As the seasons change, we are all gearing up for winter. I must admit, as Californians, we have less weather to deal with than some of you. But I am still planning for some rain and need to prepare my commuter for the approaching season with some more aggressive tires. This article will continue our winter riding series that started with apparel and maintenance.
With rain and snow comes debris. You will find yourself avoiding objects more and more as they get washed into the road with the changing weather. For this reason it is important to invest in more robust tires that will protect from constant flatting.
For those in more temperate climates that don’t have to deal with lots of snow and still want a lightweight, high-preforming tire for longer distance rides, the Continental Gatorskin features a puncture protection system with DuraSkin anti-cut fabric and PolyXBreaker—a tightly woven layer of fiber that was first used in car tires to prevent flats.
At first, you might comment on this tire and suggest that its lack of tread doesn’t make it optimal for winter conditions. However, I would counter with a few main points.
First, traction has to do with friction. Friction will increase as the contact area increases. There will always be a larger area of contact between the tire and road with a smooth tire than with a knobby tire that only makes contact at the raised knob sections. Think about racing cars, they all have slick tires with absolutely no tread. This is because these tires offer the ultimate traction with the road due to high surface area contact and the ability of the rubber to grab the road surface. The grooves in consumer car tires are designed for diverting water to prevent hydroplaning—a scenario that is difficult to accomplish at bicycle speeds.
Secondly, I’m not saying tire knobs are pointless. Tire knobs are for grabbing irregular terrain and digging into soft surfaces. But if you are strictly riding on asphalt and concrete, they are pointless. So if your commute is urban, and your path is clear of excessive amounts of snow and mud, don’t be concerned with tread patterns. It will benefit you much more to set your tire pressures correctly according to rider weight and tire size.
Remember that there will never be a road tire that offers unbeatable handling in wet conditions. Like driving a car, speeds and stopping distances must be adjusted.
If, however, your commute includes navigating muddy or snowy terrain, having a tire with knobs will help it grab to the irregular surface for traction. In this situation, consider using a cyclocross tire. It is an easy option as long as your frame offers enough clearance. Road frames and side pull brakes will often interfere with large tire sizes, but if your bike is setup with cantilever brakes and more room between the chainstays, you will be able to move to a cyclocross tire like the Clement MXP Clincher 700×33.
Art’s measures actual widths on all tires to provide you with the most accurate data when selecting tires so you can verify fit and clearance. For instance, the Clement MXP Clincher is advertised as a 700×33, but the measured tread width is actually 34.5 millimeters. This can make all the difference in fit.

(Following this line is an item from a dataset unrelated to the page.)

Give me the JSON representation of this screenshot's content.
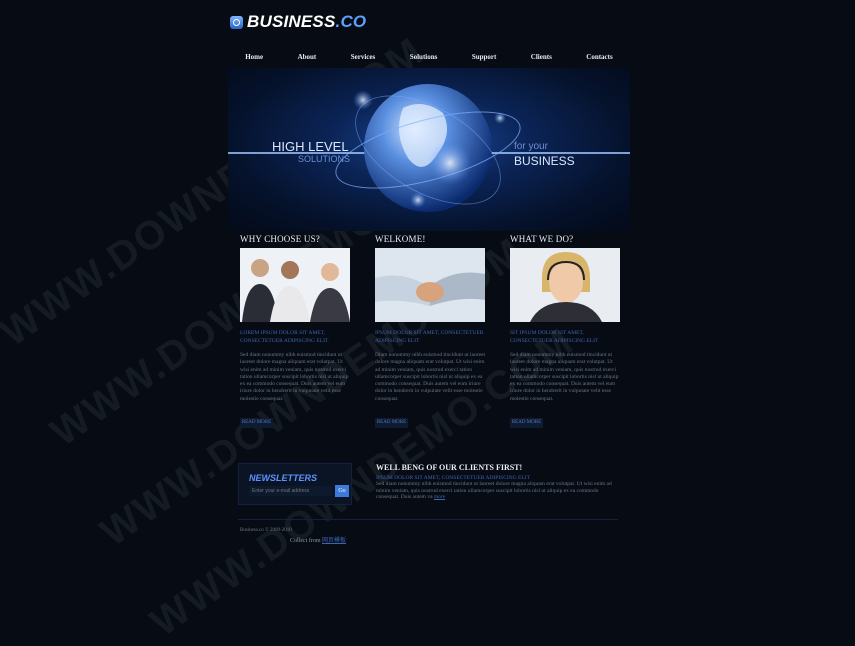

Beyond the tires, sealing will add an extra level of protection from debris. Orange Seal and Slime both offer options that sit in your tube and seal holes when they form. If you don’t want the extra weight in the tires, the Vittoria Pit-Stop Repair system is a pain free flat repair system. It re-inflates the tube and plugs the hole with the compressed sealant. No need for tire levers or a spare tube with the Pit-Stop Repair system.
Every climate will be different, but the majority of people reading this article will be commuting in relatively urban areas with well-maintained roads. I recommend focusing your efforts on selecting a tire with thicker construction and features for flat prevention. If dealing with excessive road debris, add a sealant to add an extra layer of protection.
For extreme situations, a more aggressive tread or possibly studded tires could be required. For most, a quality tire with a durable casing will be enough to get you to work safely when paired with cautious riding—don’t try to KOM your commute when its wet—and the proper safety equipment.
Rubber Side Down is a weekly column dedicated to the fledgling cyclist in all of us. Art’s Cyclery Web Content Editor, Brett Murphy is not a professional cyclist, and doesn’t try to masquerade as one either, but he does love to ride bikes. Whether you are clipping in for the first time or counting down the days until your first race, read on, learn from his mistakes, and keep the rubber side down.